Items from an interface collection
■ ■ ■

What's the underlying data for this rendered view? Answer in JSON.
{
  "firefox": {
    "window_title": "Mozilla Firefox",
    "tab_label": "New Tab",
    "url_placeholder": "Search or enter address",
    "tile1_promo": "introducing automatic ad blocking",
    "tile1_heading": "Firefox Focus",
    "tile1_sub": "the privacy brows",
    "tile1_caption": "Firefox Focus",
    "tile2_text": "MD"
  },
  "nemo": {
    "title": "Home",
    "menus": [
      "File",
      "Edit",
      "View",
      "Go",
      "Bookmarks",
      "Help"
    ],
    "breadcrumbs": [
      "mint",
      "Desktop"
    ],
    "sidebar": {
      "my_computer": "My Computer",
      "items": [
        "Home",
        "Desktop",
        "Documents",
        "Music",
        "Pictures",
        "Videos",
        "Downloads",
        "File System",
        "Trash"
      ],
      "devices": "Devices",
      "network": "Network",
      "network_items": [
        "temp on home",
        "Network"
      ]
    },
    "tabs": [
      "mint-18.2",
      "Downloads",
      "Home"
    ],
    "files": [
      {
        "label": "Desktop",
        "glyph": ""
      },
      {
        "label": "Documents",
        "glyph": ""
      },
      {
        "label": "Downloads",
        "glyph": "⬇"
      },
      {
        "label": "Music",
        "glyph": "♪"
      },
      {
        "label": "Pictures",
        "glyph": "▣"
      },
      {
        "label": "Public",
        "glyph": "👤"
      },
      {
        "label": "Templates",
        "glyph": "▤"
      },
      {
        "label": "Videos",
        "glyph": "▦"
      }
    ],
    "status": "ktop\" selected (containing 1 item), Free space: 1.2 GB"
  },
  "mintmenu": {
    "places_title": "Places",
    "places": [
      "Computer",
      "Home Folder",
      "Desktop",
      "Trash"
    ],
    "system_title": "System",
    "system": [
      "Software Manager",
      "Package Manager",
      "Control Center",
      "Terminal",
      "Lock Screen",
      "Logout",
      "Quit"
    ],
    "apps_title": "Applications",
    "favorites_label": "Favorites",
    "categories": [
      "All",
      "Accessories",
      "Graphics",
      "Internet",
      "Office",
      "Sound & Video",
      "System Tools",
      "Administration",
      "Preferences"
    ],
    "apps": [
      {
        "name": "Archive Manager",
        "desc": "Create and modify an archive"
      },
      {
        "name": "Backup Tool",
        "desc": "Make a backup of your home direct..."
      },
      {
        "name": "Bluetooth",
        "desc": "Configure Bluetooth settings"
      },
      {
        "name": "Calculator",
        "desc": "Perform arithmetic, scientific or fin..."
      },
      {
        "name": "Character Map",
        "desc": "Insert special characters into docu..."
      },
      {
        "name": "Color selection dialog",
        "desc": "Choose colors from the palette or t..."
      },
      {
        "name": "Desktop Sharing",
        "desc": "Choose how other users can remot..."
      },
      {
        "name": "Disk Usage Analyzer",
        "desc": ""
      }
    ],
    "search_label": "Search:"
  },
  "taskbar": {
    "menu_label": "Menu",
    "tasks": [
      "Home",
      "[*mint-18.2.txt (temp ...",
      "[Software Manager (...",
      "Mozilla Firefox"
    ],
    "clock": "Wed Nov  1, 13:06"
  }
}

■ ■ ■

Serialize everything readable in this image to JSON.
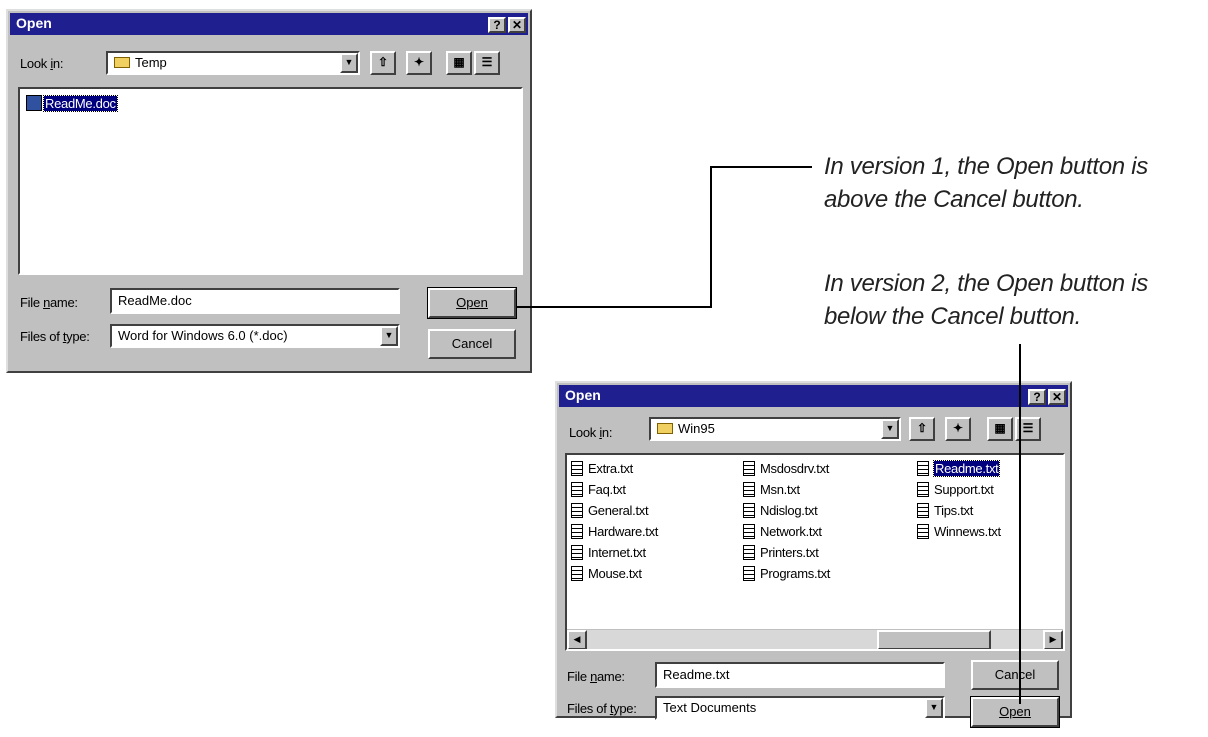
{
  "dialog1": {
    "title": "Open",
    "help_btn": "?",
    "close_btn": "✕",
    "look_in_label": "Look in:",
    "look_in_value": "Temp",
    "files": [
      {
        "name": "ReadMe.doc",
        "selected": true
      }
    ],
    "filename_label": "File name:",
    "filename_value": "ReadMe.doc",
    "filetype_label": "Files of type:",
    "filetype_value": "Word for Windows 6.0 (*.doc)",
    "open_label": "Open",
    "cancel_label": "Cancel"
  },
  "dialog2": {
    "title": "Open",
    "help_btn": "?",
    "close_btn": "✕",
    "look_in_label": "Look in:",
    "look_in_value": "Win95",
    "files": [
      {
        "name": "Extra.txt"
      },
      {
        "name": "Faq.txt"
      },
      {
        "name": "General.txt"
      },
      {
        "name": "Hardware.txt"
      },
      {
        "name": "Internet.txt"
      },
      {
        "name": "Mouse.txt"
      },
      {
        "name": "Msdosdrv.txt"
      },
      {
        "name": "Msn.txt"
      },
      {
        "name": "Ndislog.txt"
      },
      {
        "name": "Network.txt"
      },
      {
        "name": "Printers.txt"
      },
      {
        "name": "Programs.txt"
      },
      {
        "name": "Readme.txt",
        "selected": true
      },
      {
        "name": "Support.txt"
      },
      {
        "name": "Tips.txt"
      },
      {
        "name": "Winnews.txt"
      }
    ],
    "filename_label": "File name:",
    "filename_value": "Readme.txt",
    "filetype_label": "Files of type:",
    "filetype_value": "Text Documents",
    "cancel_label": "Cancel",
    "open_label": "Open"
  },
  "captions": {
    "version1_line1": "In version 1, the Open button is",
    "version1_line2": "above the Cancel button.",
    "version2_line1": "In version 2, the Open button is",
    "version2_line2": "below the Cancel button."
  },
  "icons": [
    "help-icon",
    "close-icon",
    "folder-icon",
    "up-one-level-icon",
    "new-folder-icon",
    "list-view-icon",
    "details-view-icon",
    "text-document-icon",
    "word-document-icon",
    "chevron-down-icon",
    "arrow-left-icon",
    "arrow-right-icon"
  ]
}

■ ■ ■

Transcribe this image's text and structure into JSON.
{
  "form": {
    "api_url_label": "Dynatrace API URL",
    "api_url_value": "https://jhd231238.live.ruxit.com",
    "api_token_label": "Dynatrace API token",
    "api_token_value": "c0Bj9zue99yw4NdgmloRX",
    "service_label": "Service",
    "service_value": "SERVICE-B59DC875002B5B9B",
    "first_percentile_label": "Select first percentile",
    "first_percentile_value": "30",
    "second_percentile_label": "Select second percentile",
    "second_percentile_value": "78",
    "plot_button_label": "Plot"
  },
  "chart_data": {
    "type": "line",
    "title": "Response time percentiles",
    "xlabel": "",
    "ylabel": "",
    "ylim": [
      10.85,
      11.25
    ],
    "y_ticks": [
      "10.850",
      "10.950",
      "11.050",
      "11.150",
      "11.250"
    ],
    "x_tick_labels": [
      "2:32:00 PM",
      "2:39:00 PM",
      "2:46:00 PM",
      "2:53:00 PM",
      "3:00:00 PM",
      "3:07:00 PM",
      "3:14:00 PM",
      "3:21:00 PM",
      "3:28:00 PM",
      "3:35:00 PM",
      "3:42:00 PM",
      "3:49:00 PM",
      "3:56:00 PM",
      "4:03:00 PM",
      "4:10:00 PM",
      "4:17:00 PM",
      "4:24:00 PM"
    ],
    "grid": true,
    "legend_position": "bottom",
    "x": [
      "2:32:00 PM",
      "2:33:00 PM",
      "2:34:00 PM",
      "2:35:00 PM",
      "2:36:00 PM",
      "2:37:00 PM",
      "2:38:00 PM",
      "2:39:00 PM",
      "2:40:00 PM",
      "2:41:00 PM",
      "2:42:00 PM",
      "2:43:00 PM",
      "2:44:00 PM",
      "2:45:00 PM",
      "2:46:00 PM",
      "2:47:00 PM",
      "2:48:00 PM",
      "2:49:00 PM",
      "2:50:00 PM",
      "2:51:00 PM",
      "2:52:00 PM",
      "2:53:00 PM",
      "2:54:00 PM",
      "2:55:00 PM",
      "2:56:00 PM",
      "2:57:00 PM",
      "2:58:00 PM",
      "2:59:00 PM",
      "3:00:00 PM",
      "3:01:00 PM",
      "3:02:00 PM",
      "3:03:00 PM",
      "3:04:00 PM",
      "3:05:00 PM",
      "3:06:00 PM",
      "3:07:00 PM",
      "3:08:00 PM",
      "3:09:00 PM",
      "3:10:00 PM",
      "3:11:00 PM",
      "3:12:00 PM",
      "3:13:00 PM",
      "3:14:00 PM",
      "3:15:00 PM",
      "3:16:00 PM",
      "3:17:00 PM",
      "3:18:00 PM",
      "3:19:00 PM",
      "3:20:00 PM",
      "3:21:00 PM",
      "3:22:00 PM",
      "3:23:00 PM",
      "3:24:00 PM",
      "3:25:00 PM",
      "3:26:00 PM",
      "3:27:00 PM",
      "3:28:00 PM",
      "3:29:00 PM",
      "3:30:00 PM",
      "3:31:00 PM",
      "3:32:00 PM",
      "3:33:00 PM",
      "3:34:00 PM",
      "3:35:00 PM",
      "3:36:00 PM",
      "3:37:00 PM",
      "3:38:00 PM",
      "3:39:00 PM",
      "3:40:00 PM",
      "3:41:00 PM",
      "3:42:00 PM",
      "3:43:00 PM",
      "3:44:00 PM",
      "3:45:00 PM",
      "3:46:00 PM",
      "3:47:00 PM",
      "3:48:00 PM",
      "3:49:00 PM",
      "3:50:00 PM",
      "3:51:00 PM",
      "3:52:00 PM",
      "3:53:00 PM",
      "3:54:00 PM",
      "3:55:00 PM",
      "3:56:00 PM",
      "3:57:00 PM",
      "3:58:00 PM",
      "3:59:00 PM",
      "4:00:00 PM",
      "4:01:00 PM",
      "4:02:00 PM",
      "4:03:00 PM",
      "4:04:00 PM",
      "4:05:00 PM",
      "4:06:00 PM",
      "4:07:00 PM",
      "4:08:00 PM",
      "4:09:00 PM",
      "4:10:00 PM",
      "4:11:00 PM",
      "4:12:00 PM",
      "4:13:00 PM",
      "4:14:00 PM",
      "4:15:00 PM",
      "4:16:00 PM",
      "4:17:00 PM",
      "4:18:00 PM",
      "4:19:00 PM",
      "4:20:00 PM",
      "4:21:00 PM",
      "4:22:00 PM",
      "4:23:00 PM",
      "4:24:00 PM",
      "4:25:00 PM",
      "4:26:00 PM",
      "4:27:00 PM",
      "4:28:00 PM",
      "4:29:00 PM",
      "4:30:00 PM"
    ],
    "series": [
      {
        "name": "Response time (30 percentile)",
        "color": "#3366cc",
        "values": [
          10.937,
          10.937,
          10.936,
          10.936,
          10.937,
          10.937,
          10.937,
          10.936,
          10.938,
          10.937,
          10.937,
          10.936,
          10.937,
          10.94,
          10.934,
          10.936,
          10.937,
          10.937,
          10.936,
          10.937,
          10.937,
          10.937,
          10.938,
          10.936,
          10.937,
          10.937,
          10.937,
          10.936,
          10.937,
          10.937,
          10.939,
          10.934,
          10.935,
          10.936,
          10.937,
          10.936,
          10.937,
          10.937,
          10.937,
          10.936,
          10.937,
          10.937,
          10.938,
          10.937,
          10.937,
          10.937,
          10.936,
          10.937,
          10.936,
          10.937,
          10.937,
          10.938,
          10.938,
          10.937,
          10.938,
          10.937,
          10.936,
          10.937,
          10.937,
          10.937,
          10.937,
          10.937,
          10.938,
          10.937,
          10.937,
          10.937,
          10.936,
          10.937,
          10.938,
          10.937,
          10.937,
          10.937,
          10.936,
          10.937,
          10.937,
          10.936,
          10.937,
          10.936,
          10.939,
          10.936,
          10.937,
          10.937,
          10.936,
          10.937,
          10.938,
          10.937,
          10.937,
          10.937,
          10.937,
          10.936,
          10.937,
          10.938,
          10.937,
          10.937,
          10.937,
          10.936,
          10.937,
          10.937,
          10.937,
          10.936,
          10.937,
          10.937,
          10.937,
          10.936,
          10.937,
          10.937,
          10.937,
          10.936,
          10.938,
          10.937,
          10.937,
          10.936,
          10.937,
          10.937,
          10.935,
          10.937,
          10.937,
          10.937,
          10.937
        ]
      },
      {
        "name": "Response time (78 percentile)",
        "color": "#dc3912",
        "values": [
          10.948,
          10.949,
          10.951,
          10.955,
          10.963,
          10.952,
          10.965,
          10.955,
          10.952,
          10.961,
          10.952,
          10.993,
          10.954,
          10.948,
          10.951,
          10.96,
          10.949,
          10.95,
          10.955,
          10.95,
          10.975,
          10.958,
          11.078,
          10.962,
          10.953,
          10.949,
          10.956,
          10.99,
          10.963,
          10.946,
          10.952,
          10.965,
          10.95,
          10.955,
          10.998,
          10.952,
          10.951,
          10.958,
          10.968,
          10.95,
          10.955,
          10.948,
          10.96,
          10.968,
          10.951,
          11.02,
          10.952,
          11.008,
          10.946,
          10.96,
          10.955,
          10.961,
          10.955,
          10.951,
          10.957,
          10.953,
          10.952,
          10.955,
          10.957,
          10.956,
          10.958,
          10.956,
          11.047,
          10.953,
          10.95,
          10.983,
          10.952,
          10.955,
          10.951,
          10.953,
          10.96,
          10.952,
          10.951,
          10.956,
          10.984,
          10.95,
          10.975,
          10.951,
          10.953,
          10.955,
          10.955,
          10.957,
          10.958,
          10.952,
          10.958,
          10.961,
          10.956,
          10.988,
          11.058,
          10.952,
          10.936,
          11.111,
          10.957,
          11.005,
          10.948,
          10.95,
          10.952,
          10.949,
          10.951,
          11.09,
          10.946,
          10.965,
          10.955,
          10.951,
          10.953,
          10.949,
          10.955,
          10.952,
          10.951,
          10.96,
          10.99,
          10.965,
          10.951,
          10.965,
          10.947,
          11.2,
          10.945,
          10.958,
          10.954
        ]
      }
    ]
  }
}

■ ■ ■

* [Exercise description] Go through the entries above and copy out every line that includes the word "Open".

* [Answer section]
    "title": "Open",
    "open_label": "Open",
    "title": "Open",
    "open_label": "Open"
    "version1_line1": "In version 1, the Open button is",
    "version2_line1": "In version 2, the Open button is",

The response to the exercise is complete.